Quality Control (abbreviated (QC) is one of those areas of the film industry that isn't glamorous but is nonetheless important to appreciate. QC is required before delivering to any broadcast or streaming network to ensure that your program meets all of the technical requirements to be broadcast or streamed. If your post process has gone smoothly and you've met your deadlines, you have plenty of time to deliver the material to an outside QC house for evaluation and time to fix any errors that might arise. 

Unfortunately, very few projects keep to their post schedule. As a result, QC is often a rushed process, involving last minute requests to the QC house to stay up late and evaluate a project, providing fast fixes to QC errors in order to meet a deadline.

First announced at NAB, QScan from EditShare is a software tool for automated QC that aims to make the process easier, along with a pricing option that will be appealing to many smaller post houses and production companies. That price is $3,995 and might well be worth it.

Screen_shot_2018-07-11_at_8You get thumbnails and waveform images of your flagged shots.

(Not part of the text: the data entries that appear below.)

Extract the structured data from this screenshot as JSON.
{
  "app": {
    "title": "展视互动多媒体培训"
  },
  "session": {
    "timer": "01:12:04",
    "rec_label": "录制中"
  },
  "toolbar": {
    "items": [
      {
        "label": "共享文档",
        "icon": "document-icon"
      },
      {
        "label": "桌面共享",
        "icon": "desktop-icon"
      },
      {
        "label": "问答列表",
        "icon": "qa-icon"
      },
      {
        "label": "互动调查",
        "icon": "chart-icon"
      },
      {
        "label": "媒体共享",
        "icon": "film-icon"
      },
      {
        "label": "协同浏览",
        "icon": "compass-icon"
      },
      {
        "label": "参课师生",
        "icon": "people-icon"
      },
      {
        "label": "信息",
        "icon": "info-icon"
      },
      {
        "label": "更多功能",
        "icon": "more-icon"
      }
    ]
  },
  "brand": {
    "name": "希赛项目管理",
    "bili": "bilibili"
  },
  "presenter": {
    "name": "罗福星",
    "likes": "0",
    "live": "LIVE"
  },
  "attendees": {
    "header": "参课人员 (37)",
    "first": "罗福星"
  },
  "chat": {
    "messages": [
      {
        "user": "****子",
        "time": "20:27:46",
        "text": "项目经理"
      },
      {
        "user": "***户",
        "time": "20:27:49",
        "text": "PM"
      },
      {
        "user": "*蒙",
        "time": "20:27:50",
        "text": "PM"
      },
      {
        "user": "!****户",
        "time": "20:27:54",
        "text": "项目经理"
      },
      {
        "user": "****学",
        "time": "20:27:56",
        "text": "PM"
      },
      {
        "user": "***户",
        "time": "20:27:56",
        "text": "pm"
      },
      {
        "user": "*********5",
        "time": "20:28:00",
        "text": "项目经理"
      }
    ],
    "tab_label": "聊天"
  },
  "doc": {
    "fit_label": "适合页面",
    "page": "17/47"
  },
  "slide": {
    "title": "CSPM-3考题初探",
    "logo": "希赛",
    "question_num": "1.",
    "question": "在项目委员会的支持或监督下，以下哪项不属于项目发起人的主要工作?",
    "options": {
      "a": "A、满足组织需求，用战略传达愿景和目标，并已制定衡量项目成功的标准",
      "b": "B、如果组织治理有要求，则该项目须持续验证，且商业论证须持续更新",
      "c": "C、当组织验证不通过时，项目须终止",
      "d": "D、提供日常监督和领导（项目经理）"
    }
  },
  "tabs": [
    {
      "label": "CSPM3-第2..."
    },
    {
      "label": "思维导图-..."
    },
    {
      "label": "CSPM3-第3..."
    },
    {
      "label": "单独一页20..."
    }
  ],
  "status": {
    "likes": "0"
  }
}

In the old workflow, you would deliver your file to the dedicated QC vendor, receiving a report in a specified turnaround and could pay for "rush" service. Once you include delivery fees for a hard drive or file transfer like Masv.io, costs could add up quickly and valuable time could be lost.   

If running on a recommended computer—QScan is CPU optimized and Windows only, so a reasonably powerful 16core workstation, for example—you can load up a file and get real-time (or even 1.5x real-time) evaluation of that file. The QScan report even includes not just the timecode but screengrabs and waveform captures so that you can see what the software is flagging and navigate to your shot more quickly.


This is particularly exciting, as often you will have to fix items after QC. In our dream scenario, that would occasionally still occur but everything would check out perfectly and everything "passes." In reality however, sometimes the audio mixer had a setting wrong or mixed to the wrong reference level, or there are out-of-gamut color errors or compression-blocking problems that need to be fixed by VFX. 

Every QC process is a dance, balancing the quality of the source footage, the time you have to finesse it, and what will pass. What often happens is that there are some errors that appear on a QC report that are worth fixing, you fix them, and you send the file back out to QC. With QScan, you just run the software again.


Best of all, you don't even need to re-scan it for each of the parameters. Let's say your audio passed perfectly the first time but the footage had some blanking issues that created a flag (blanking refers to black lines at the edges of the frame that can sometimes be as small as a single pixel thick). These are common not just on archival shots, but modern footage where a reframe isn't executed perfectly. 

It's very easy to miss with your eye but also easy for QScan to catch. You can fix that shot (reframing it to get rid of the black line at the edge of the frame) and re-run the QC report on just that single parameter. This will be faster than evaluating each of the parameters available, especially considering the vast array of parameters available to evaluate. The ability to scan only selected items is a real benefit.


It's important to remember that QC isn't a perfect science; there is a bit of art in there as well. While there are clear-cut issues like blanking, there are areas like noise and macro-blocking where you can argue over whether it's high quality enough to pass muster, especially when working with archival footage via documentaries. 

Different platforms have different required specs. QScan can address each with a variety of templates, many of which are certified by the destination. Editshare is currently working with Netflix to ensure that their Netflix evaluation meets the high technical standards laid out by the service.

These templates, combined with the ability to change parameters (turning the tolerance up or down on certain elements depending on the situation), make QScan a very flexible tool.


There are a host of enterprise features that will make your life easier if delivering large volumes of projects on a regular basis. Make an Export to a folder and QScan will automatically QC it. You can even pre-build that workflow so that you receive an email with the QC report the second it's done. Files are available as a PDF or an HTML and can be navigated in a browser or an XML export. 

While the XML is designed to work with a media asset management system, it will hopefully someday be integrated with Media Composer and Premiere. If that were to occur, you could bring in an XML of flags and get markers at every point in your timeline for whatever issue you need to address. That would tremendously help finishing teams who are rushing to meet a deadline.

For small post houses, that $3,995 perpetual license for the basic QScan has the likelihood of paying for itself very quickly. Bigger facilites will look at Qscan Max and QScan Pro for the ability to run more processes at the same time and further customize their workflow. 

However, if you are an independent filmmaker selling a single project every year or two, it probably makes more sense to work with a dedicated QC house. As your volume of delivery goes up, QScan is something to consider.

QScan is available for $3,995 here.

Tech Specs:

  • Watch folders
  • Templates from major vendors, including Netflix
  • Windows 10 required, CPU optimized
  • Single project license available, multi-project Enterprise available as well.
  • Web-based interface that runs on your local machine
  • Template driven AQC 
  • Single Pass analysis 
  • Log in remotely 
  • Simultaneous multi-user support
  • DPX support
  • Pre-roll/post-roll and TC-in/TC-out configuration
  • Fully functional 14-day free trial